TRY IT: All of the data is to be copied word for word.

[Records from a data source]
------
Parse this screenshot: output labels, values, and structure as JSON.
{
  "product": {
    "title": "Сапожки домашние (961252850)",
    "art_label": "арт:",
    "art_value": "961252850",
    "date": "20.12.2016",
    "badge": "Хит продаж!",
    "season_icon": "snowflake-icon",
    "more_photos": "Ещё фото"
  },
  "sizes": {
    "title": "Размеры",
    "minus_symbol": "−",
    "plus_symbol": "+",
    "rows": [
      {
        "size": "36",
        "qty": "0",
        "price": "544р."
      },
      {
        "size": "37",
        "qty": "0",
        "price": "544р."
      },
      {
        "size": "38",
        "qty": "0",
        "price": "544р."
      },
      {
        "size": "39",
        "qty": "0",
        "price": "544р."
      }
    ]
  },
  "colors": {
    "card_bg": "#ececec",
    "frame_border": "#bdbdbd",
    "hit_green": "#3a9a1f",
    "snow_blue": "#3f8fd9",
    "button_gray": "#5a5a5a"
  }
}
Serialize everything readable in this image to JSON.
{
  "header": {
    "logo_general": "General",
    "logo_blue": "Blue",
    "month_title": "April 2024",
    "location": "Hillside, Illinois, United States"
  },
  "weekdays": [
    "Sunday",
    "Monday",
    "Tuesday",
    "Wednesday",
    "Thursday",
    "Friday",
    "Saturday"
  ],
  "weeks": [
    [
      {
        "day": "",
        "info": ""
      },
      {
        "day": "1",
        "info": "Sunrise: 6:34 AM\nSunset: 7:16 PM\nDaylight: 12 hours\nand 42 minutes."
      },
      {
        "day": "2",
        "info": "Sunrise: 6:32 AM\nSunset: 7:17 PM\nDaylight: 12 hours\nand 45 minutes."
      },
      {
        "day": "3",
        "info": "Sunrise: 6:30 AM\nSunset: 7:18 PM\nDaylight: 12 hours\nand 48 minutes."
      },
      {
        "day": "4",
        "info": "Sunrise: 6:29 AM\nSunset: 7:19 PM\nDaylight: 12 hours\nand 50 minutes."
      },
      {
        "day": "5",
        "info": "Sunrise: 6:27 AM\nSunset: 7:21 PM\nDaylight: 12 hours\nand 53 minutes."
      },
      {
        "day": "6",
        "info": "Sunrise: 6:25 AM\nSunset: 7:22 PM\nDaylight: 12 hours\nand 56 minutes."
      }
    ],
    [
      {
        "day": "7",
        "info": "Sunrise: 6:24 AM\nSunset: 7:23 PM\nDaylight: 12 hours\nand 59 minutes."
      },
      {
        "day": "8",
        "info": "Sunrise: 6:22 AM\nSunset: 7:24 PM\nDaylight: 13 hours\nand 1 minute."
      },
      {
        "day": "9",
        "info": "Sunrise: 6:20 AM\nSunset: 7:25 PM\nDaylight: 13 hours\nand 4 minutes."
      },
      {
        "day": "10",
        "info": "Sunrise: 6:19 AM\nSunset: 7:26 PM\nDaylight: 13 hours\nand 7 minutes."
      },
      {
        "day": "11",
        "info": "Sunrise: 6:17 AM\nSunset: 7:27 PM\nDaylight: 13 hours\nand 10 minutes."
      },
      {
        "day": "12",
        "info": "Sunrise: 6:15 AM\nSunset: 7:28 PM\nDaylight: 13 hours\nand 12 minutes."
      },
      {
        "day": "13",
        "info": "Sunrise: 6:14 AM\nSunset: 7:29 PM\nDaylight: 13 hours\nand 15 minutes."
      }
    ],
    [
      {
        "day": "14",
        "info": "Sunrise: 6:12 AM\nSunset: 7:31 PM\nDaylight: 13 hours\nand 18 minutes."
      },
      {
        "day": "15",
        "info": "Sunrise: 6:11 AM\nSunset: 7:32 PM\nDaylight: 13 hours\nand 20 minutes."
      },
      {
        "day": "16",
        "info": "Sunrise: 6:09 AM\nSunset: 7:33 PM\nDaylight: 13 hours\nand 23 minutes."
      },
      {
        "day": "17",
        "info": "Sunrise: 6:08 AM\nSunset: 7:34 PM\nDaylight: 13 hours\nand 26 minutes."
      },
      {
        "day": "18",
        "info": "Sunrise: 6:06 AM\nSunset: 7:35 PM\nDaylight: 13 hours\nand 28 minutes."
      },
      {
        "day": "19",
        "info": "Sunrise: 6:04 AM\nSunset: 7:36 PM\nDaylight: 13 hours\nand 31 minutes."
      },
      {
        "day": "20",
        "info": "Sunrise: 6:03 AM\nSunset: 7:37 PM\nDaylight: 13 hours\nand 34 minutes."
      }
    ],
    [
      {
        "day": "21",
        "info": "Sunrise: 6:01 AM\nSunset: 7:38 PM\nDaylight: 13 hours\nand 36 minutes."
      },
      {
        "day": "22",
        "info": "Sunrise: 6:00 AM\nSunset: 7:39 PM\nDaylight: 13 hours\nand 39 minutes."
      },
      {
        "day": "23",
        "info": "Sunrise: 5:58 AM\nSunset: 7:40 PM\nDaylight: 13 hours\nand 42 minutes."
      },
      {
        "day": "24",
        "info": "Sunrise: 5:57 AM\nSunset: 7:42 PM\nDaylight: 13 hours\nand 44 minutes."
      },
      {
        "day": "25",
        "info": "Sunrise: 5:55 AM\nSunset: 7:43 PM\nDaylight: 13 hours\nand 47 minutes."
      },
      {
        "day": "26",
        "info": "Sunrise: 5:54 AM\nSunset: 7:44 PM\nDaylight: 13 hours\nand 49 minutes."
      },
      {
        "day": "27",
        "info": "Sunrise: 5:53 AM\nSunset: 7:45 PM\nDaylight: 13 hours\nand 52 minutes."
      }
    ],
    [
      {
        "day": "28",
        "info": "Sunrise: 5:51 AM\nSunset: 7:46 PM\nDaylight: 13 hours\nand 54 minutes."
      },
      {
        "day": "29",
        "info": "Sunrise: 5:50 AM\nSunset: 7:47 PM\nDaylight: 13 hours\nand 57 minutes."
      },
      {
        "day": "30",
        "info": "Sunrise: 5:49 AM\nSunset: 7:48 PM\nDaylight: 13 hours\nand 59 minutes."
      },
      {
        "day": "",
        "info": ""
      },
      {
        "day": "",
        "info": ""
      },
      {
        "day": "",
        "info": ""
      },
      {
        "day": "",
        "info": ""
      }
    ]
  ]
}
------
EXERCISE SOLUTION:
Parse this screenshot: output labels, values, and structure as JSON.
{
  "product": {
    "title": "Сапожки домашние (961252850)",
    "art_label": "арт:",
    "art_value": "961252850",
    "date": "20.12.2016",
    "badge": "Хит продаж!",
    "season_icon": "snowflake-icon",
    "more_photos": "Ещё фото"
  },
  "sizes": {
    "title": "Размеры",
    "minus_symbol": "−",
    "plus_symbol": "+",
    "rows": [
      {
        "size": "36",
        "qty": "0",
        "price": "544р."
      },
      {
        "size": "37",
        "qty": "0",
        "price": "544р."
      },
      {
        "size": "38",
        "qty": "0",
        "price": "544р."
      },
      {
        "size": "39",
        "qty": "0",
        "price": "544р."
      }
    ]
  },
  "colors": {
    "card_bg": "#ececec",
    "frame_border": "#bdbdbd",
    "hit_green": "#3a9a1f",
    "snow_blue": "#3f8fd9",
    "button_gray": "#5a5a5a"
  }
}
Serialize everything readable in this image to JSON.
{
  "header": {
    "logo_general": "General",
    "logo_blue": "Blue",
    "month_title": "April 2024",
    "location": "Hillside, Illinois, United States"
  },
  "weekdays": [
    "Sunday",
    "Monday",
    "Tuesday",
    "Wednesday",
    "Thursday",
    "Friday",
    "Saturday"
  ],
  "weeks": [
    [
      {
        "day": "",
        "info": ""
      },
      {
        "day": "1",
        "info": "Sunrise: 6:34 AM\nSunset: 7:16 PM\nDaylight: 12 hours\nand 42 minutes."
      },
      {
        "day": "2",
        "info": "Sunrise: 6:32 AM\nSunset: 7:17 PM\nDaylight: 12 hours\nand 45 minutes."
      },
      {
        "day": "3",
        "info": "Sunrise: 6:30 AM\nSunset: 7:18 PM\nDaylight: 12 hours\nand 48 minutes."
      },
      {
        "day": "4",
        "info": "Sunrise: 6:29 AM\nSunset: 7:19 PM\nDaylight: 12 hours\nand 50 minutes."
      },
      {
        "day": "5",
        "info": "Sunrise: 6:27 AM\nSunset: 7:21 PM\nDaylight: 12 hours\nand 53 minutes."
      },
      {
        "day": "6",
        "info": "Sunrise: 6:25 AM\nSunset: 7:22 PM\nDaylight: 12 hours\nand 56 minutes."
      }
    ],
    [
      {
        "day": "7",
        "info": "Sunrise: 6:24 AM\nSunset: 7:23 PM\nDaylight: 12 hours\nand 59 minutes."
      },
      {
        "day": "8",
        "info": "Sunrise: 6:22 AM\nSunset: 7:24 PM\nDaylight: 13 hours\nand 1 minute."
      },
      {
        "day": "9",
        "info": "Sunrise: 6:20 AM\nSunset: 7:25 PM\nDaylight: 13 hours\nand 4 minutes."
      },
      {
        "day": "10",
        "info": "Sunrise: 6:19 AM\nSunset: 7:26 PM\nDaylight: 13 hours\nand 7 minutes."
      },
      {
        "day": "11",
        "info": "Sunrise: 6:17 AM\nSunset: 7:27 PM\nDaylight: 13 hours\nand 10 minutes."
      },
      {
        "day": "12",
        "info": "Sunrise: 6:15 AM\nSunset: 7:28 PM\nDaylight: 13 hours\nand 12 minutes."
      },
      {
        "day": "13",
        "info": "Sunrise: 6:14 AM\nSunset: 7:29 PM\nDaylight: 13 hours\nand 15 minutes."
      }
    ],
    [
      {
        "day": "14",
        "info": "Sunrise: 6:12 AM\nSunset: 7:31 PM\nDaylight: 13 hours\nand 18 minutes."
      },
      {
        "day": "15",
        "info": "Sunrise: 6:11 AM\nSunset: 7:32 PM\nDaylight: 13 hours\nand 20 minutes."
      },
      {
        "day": "16",
        "info": "Sunrise: 6:09 AM\nSunset: 7:33 PM\nDaylight: 13 hours\nand 23 minutes."
      },
      {
        "day": "17",
        "info": "Sunrise: 6:08 AM\nSunset: 7:34 PM\nDaylight: 13 hours\nand 26 minutes."
      },
      {
        "day": "18",
        "info": "Sunrise: 6:06 AM\nSunset: 7:35 PM\nDaylight: 13 hours\nand 28 minutes."
      },
      {
        "day": "19",
        "info": "Sunrise: 6:04 AM\nSunset: 7:36 PM\nDaylight: 13 hours\nand 31 minutes."
      },
      {
        "day": "20",
        "info": "Sunrise: 6:03 AM\nSunset: 7:37 PM\nDaylight: 13 hours\nand 34 minutes."
      }
    ],
    [
      {
        "day": "21",
        "info": "Sunrise: 6:01 AM\nSunset: 7:38 PM\nDaylight: 13 hours\nand 36 minutes."
      },
      {
        "day": "22",
        "info": "Sunrise: 6:00 AM\nSunset: 7:39 PM\nDaylight: 13 hours\nand 39 minutes."
      },
      {
        "day": "23",
        "info": "Sunrise: 5:58 AM\nSunset: 7:40 PM\nDaylight: 13 hours\nand 42 minutes."
      },
      {
        "day": "24",
        "info": "Sunrise: 5:57 AM\nSunset: 7:42 PM\nDaylight: 13 hours\nand 44 minutes."
      },
      {
        "day": "25",
        "info": "Sunrise: 5:55 AM\nSunset: 7:43 PM\nDaylight: 13 hours\nand 47 minutes."
      },
      {
        "day": "26",
        "info": "Sunrise: 5:54 AM\nSunset: 7:44 PM\nDaylight: 13 hours\nand 49 minutes."
      },
      {
        "day": "27",
        "info": "Sunrise: 5:53 AM\nSunset: 7:45 PM\nDaylight: 13 hours\nand 52 minutes."
      }
    ],
    [
      {
        "day": "28",
        "info": "Sunrise: 5:51 AM\nSunset: 7:46 PM\nDaylight: 13 hours\nand 54 minutes."
      },
      {
        "day": "29",
        "info": "Sunrise: 5:50 AM\nSunset: 7:47 PM\nDaylight: 13 hours\nand 57 minutes."
      },
      {
        "day": "30",
        "info": "Sunrise: 5:49 AM\nSunset: 7:48 PM\nDaylight: 13 hours\nand 59 minutes."
      },
      {
        "day": "",
        "info": ""
      },
      {
        "day": "",
        "info": ""
      },
      {
        "day": "",
        "info": ""
      },
      {
        "day": "",
        "info": ""
      }
    ]
  ]
}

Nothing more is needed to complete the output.